Lebanese Prime Minister Saad al-Hariri announced on Oct. 29 his resignation from government, weeks after an unprecedented wave of protests began in Lebanon amid growing anger at political leaders accused of corruption.
"I will be giving my resignation," Hariri said in a televised speech.
Speaking in a news conference, Hariri said "I have tried all this time to find a way to listen to the voice of the people and to protect the country from security and living risks."
He went on to say: "I do not hide that I reached a dead end to resolve the crisis."
Hariri said he was convinced of the need to create a "positive shock and the formation of a government capable of facing challenges."
Hariri submitted his resignation to President Michel Aoun as popular demonstrations enter their 13th day.
His resignation comes as an unprecedented wave of protests has swept Lebanon for nearly two weeks, demanding the government resigns amid growing anger at political leaders accused of corruption.
Hariri’s initial reaction to the demonstrations was to give the government a 72-hour deadline to pass reforms.

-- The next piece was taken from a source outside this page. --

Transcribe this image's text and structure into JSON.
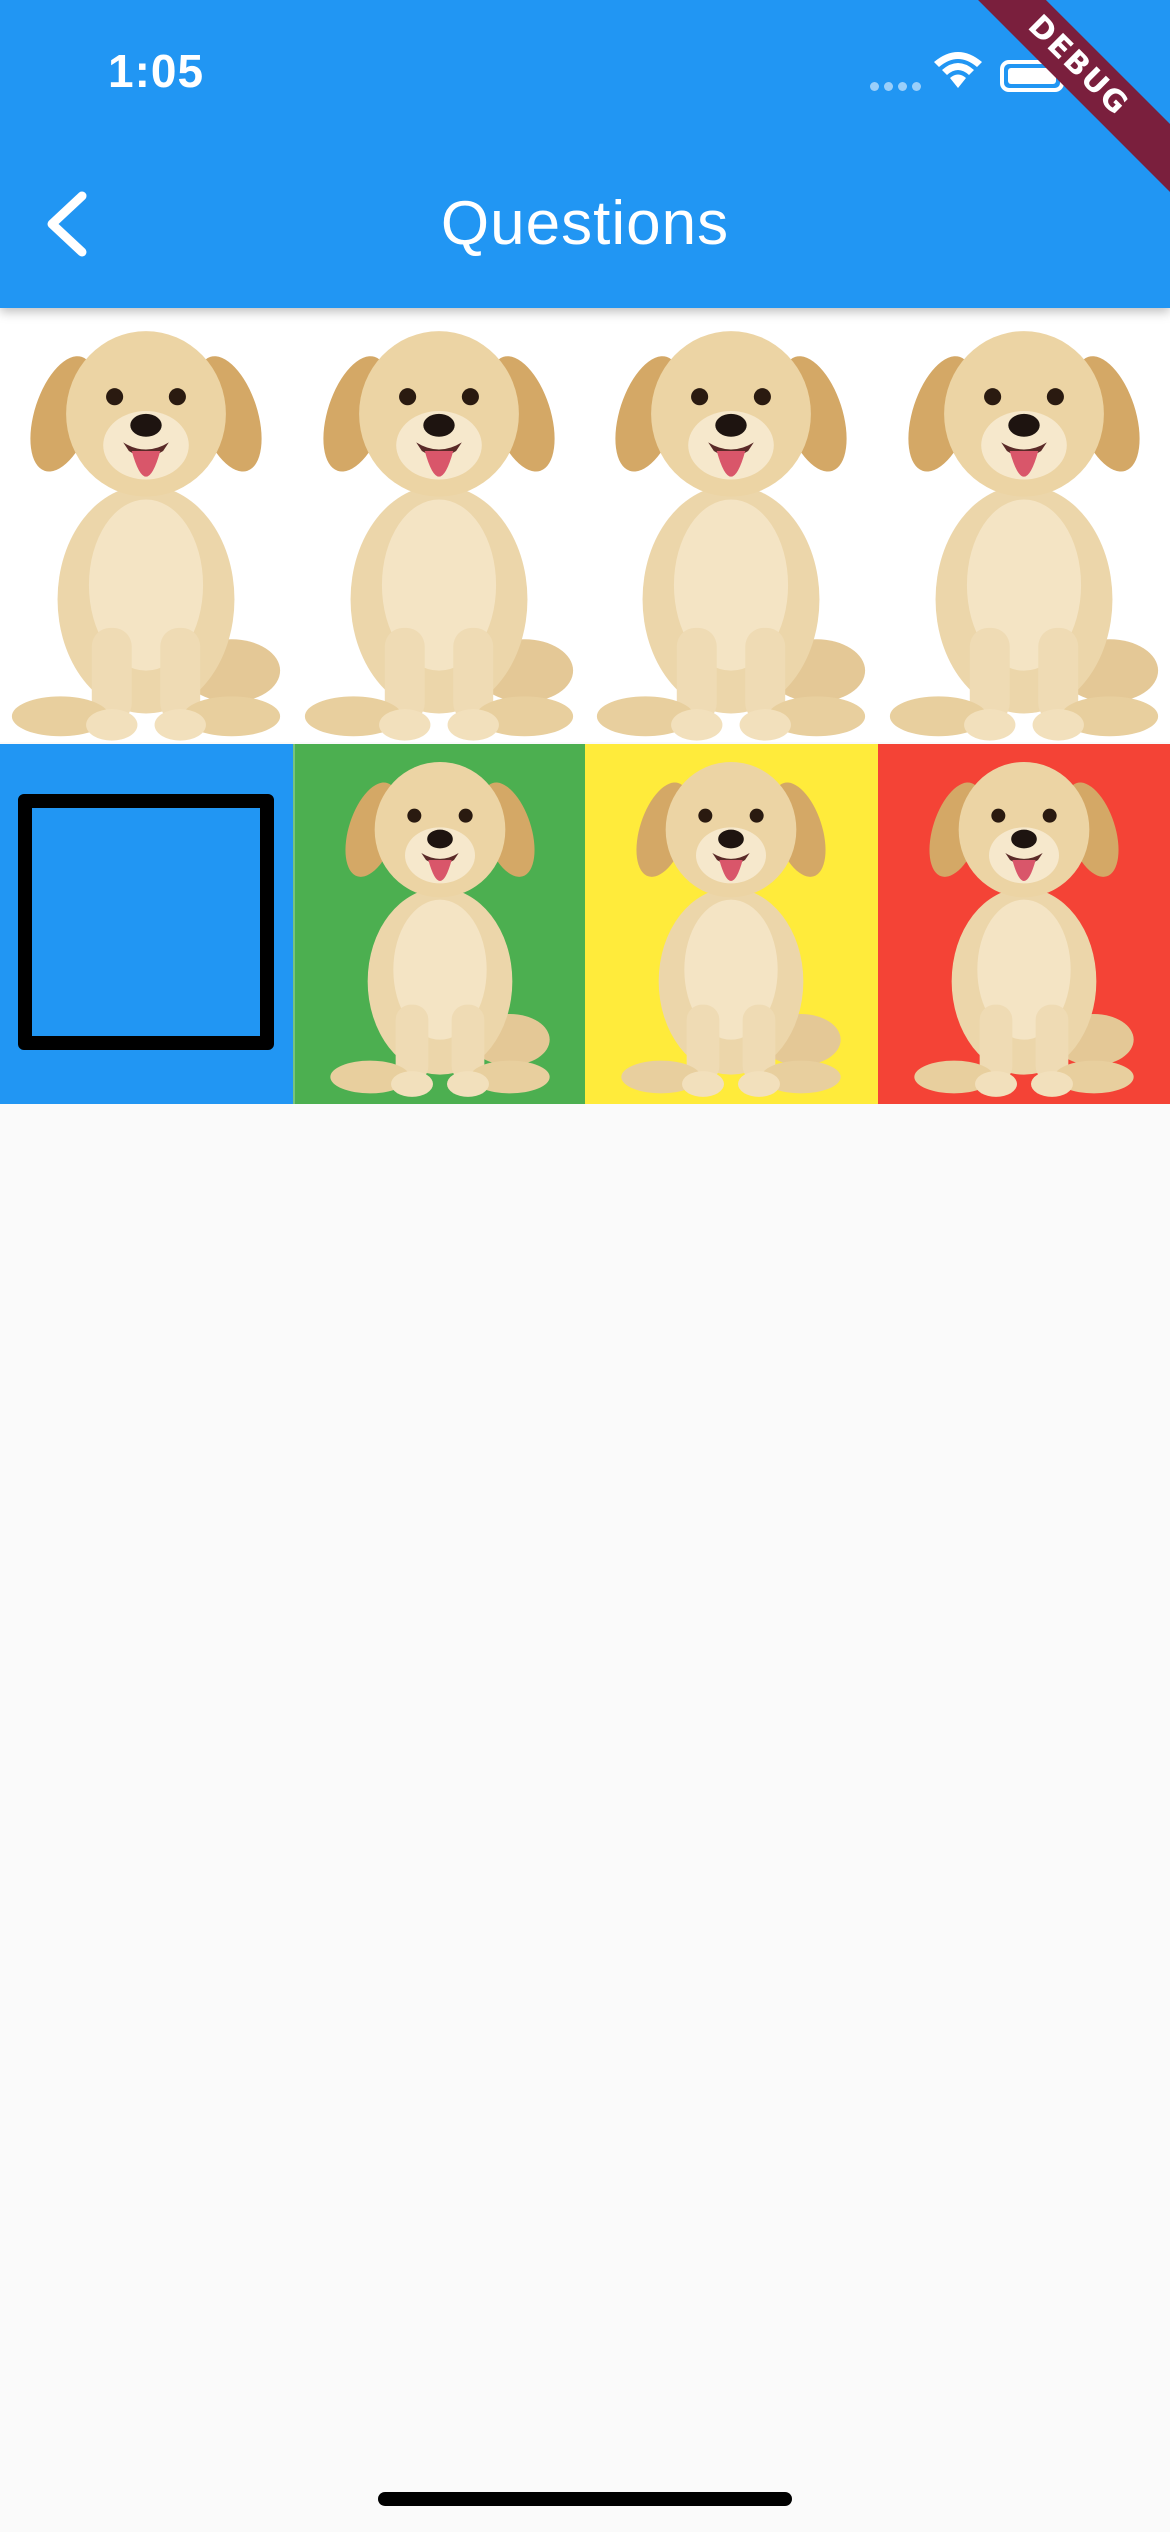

Once the timeline lapsed, he announced a reform package that included cutting the salaries of ministers and a tax on banks.
His resignation would defy the powerful Shi’ite Muslim group Hezbollah, whose leader Sayyed Hassan Nasrallah has twice said he was against such a step, citing the risk of a dangerous void.
In the street, supporters of Hezbollah and its Shi’ite ally Amal forced protesters from a roadblock they had set up in Beirut, tearing down their tents and fighting with them, forcing the police to intervene, the first such incident in the capital.
The Hezbollah and Amal supporters fanned out in the downtown area shouting “Shia, Shia” in reference to themselves and cursing protesters who have been calling for revolution.
Hariri last week sought to defuse popular anger through a set of reform measures agreed with other groups in his coalition government, including Hezbollah to, among other things, tackle corruption and long-delayed economic reforms.
But with no immediate steps toward enacting these steps, they did not satisfy demonstrators whose demands include the resignation of his coalition government.
One of the sources, a senior official from outside Hariri’s Future Party, told Reuters the premier would “most probably” announce the government resignation on Oct. 29. The report weighed on Lebanese dollar bonds.
The nationwide protests have paralyzed Lebanon at a time of deep economic crisis - banks were closed for a 10th day on Oct. 29 along with schools and businesses, with the pegged Lebanese pound weakening on a black market.
Lebanon suffers from high unemployment, little growth and one of the highest debts ratios in the world, with a debt burden reaching $86.2 billion in the first quarter of 2019, according to a statement by the Lebanese Ministry of Finance in May 2019.